Sasquatch celebrated her 20th birthday on May 30. On June 23, we sent her to kitty heaven. She had arthritis and kidney failure and took more medications than I do. But she was as happy and snuggly as a kitten until she… wasn’t. And we couldn’t watch her suffer just because we didn’t want to suffer.
So we did the right thing. And then we cried.
I’m still crying, off and on. The first time I made the bed without turning down the corner of the blankets on the end where she used to sleep, I went through six tissues. The first time I pushed my desk chair over to the accessibility stairs Tech Support built so she could safely climb into it? Six more. Now I’m deliberately breaking those patterns–leaving doors open into rooms where she wasn’t allowed to go. Dropping a piece of bubble wrap on the floor without worrying that she’d murder it and get a bowel obstruction. Sasquatch loved to pop bubbles with her teeth.
I’m still convinced I’m catching sight of her out of the corner of my eye. That comes from being hyperaware of her location over the last couple years–that cat LOVED to sneak up right behind you, and with her gimpy legs, she couldn’t get out of the way of clumsy human feet. She also had stealth mode: she could blend into our living room carpet and practically disappear. We never understood how, because the carpet is pink. Fortunately, Sas had developed the habit of meowing to announce herself when she saw us coming.
Losing our fur baby is much harder this time. When her full sister, Jagular, went to kitty heaven, we still had Sasquatch. And Sasquatch got all of the love that had formerly been split between the two of them. Now, it’s just me and Tech Support… and when he’s on the road, just me. He’s on the road now, in fact–his first overnight trip since. And the house is very, very quiet with only one heartbeat in it. I’m keeping busy and trying not to judge myself for how much more I’m talking out loud, to absolutely no one. Hearing my own voice makes the space less lonely.

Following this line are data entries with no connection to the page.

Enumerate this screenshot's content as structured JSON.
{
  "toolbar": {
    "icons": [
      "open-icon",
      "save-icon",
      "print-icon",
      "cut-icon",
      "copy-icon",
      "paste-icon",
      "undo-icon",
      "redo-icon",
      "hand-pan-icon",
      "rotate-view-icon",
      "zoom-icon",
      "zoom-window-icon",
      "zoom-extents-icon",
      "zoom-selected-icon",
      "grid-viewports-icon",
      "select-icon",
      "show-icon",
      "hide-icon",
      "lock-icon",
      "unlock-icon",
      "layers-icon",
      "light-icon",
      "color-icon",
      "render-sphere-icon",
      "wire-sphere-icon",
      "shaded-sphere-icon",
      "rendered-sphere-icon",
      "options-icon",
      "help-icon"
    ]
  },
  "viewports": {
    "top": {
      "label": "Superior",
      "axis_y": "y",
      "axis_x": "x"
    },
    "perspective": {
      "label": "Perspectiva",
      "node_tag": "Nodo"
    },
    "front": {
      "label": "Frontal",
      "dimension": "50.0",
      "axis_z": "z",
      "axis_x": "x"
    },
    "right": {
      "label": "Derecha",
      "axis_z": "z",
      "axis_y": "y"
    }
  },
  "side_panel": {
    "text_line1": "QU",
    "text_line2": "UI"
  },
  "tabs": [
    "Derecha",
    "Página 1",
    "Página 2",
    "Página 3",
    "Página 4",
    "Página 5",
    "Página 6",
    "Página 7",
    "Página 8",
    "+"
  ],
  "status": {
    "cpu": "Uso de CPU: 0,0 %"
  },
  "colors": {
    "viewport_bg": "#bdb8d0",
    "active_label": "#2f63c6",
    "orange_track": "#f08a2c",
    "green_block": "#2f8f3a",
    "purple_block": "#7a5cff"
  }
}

My right leg is especially lonely. That’s the leg that Sasquatch slept on every night, during TV time. She’d climb the accessibility staircase (we had them in every room), put her two front feet into the hole in my criss-cross-applesauce, and FLUMP against my right hip. And yes, it had to be the right leg. The one time I tried to sit on the other side of the couch, offering my left leg for snuggles, she was NOT HAVING IT. We never tried that experiment again.
I loved the way she used tip her head back so she could look at me and purr. She had the funniest little purr–rusty and staccato, like a coffee percolator. And I loved her pointy little teeth, even if they did dig into my thigh. In her later years, she’d sometimes sleep so hard, she’d leave a tiny little drool patch on my pants. And if you left the room while she was napping, she had to find you as soon as she woke up. Sassy loved to be in the room where it happens.
She slept under sun-warmed blankets, in the “easy bake kitty oven,” until she got so hot she panted. She could never be warm enough. And I think she was secretly a Winchester–she was convinced there were monsters in the basement that she needed to hunt for us. She was a championship moth hunter–no crunchy bug could escape her oversized paws.
I miss her. My only consolation is that Sasquatch and Jagular are together again, because they loved each other almost as much as we loved them.
Rest in peace, Octopuss. Rest in peace.